More than 1,000 participants took part in a demonstration organized by Islamists in Hamburg last weekend

More than 1,000 individuals took half in an illustration organized by Islamists in Hamburg final weekend. picture

© Axel Heimken/dpa

A demo in Hamburg lately triggered outrage past the town state – amongst different issues due to posters with the inscription “Caliphate is the solution”. What follows from this?

After the demonstration in Hamburg organized by Islamists, there are additional requires clear penalties. According to the Union politician Christoph de Vries, anybody who publicly requires the institution of a caliphate in Germany must be punished sooner or later.

The Hamburg member of the Bundestag advised the German Press Agency that cross-party solidarity was wanted, that demonstrations just like the one in Hamburg weren’t tolerated and that they wished to take felony motion in opposition to them. “Even if this is sensitive to fundamental rights and means an interference with freedom of expression, we have to have this debate seriously,” mentioned the CDU politician. The Federal Government's Commissioner for Religion, Frank Schwabe (SPD), referred to the boundaries of non secular freedom with regard to such demonstrations.

De Vries emphasised that Federal Interior Minister Nancy Faeser (SPD) and Federal Justice Minister Marco Buschmann (FDP) ought to submit a legislative proposal. From his perspective, it might be conceivable, for instance, to create a regulation in accordance with which anybody who publicly requires the institution of a state order in Germany that’s incompatible with the free, democratic primary order could be liable to prosecution. A change that might be linked to the offense of excessive treason or denigration of the state would even be doable.

Islamist demo with greater than 1000 individuals

Last weekend, an illustration organized by Islamists in Hamburg triggered outrage. The greater than 1,000 individuals aggressively denounced allegedly Islamophobic insurance policies and media reporting. In addition, a caliphate was known as for as an answer to social issues – even when just for Islamic states. The rally was organized by the group Muslim Interaktiv, which is assessed as positively extremist by the Federal Office for the Protection of the Constitution.

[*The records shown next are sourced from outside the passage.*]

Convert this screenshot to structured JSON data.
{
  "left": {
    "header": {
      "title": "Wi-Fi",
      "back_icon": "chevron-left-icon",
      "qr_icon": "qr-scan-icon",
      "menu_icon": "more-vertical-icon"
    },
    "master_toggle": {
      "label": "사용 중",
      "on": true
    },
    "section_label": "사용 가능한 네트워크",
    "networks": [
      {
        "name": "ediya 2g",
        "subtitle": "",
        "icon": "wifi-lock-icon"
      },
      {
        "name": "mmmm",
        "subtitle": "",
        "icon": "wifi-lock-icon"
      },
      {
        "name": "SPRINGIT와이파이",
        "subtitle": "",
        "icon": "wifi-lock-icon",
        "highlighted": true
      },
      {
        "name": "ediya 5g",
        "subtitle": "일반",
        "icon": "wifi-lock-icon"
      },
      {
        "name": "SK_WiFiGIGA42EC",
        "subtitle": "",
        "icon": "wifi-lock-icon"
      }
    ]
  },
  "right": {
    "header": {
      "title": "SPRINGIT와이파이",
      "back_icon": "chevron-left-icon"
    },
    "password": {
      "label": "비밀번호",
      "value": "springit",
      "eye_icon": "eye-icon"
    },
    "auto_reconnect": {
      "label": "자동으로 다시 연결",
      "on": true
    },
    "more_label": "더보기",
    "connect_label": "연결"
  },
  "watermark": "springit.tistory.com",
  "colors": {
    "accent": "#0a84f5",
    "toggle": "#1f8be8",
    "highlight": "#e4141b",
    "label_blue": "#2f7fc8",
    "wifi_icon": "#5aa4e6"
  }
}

North Rhine-Westphalia's Prime Minister Henrik Wüst is now additionally urging penalties. “Demands for a caliphate in Germany, hatred and agitation brought to the streets are absolutely unacceptable,” the CDU politician advised “Stern”. “The Federal Minister of the Interior should finally ban the organizations that are behind such caliphate fantasies.”

Schwabe: Hatred and agitation don’t have anything to do with non secular freedom

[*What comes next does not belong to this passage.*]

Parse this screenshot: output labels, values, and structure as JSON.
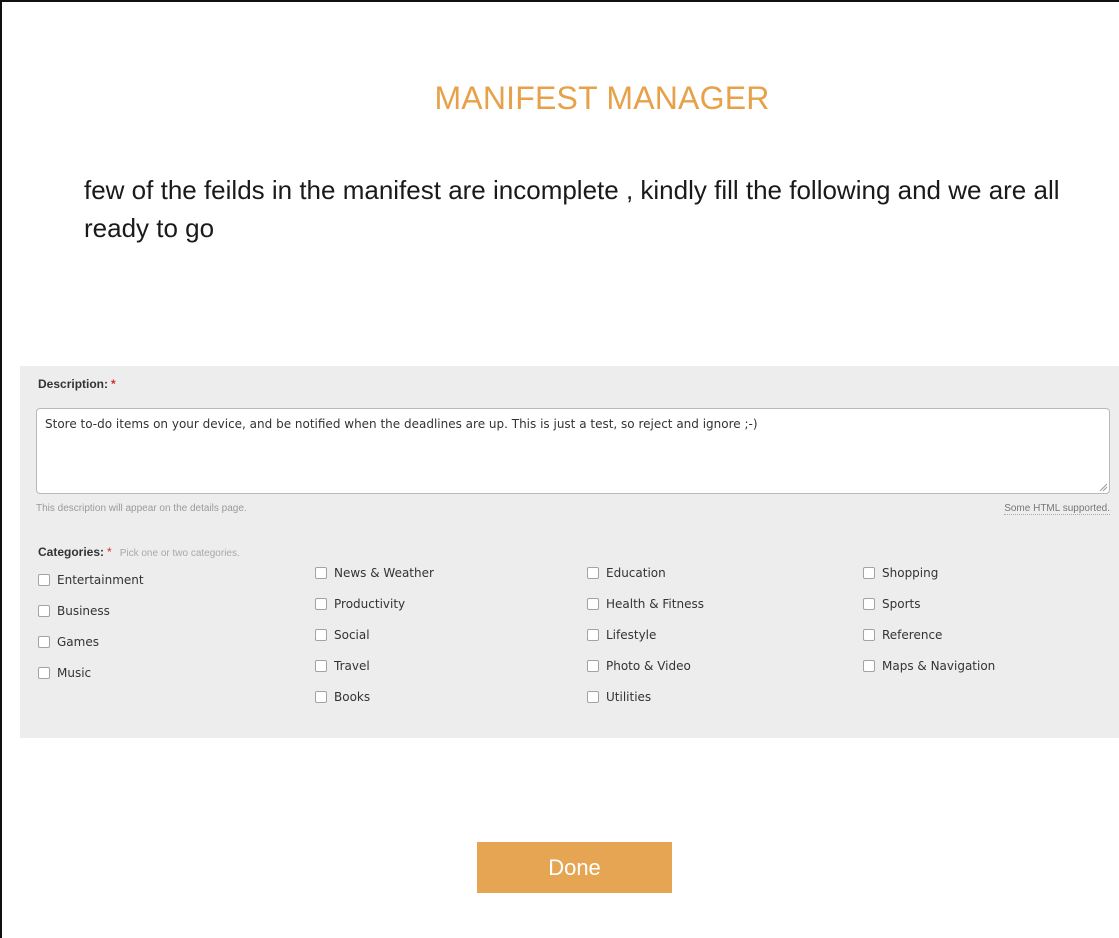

The non secular consultant Schwabe advised the “Rheinische Post” with regard to the demonstration: “Hate and agitation and an undermining of the free democratic basic order obviously have nothing to do with religious freedom. On the contrary, they undermine the idea of ​​respect for human rights – and thus also Freedom of religion and belief – in a democratic pluralistic political system.” A venture that questions the free, democratic primary order can’t declare non secular freedom, even when it repeatedly refers to a faith. “This has just as little to do with religious freedom as right-wing extremists who supposedly want to defend Christianity.”

The caliphate as a type of rule dates from the time after the dying of the Prophet of Islam, Mohammed, in 632 AD and names a system based mostly on Islamic regulation (Sharia). As Muhammad's deputy, the caliph was each a non secular and secular ruler. Federal Chancellor Olaf Scholz (SPD) had already warned of penalties on Monday: “It is very clear: all the Islamist activities that are taking place must be dealt with using the possibilities and options for action of our constitutional state.” We need to take an in depth have a look at “what concrete consequences can now be drawn from the things we saw there.”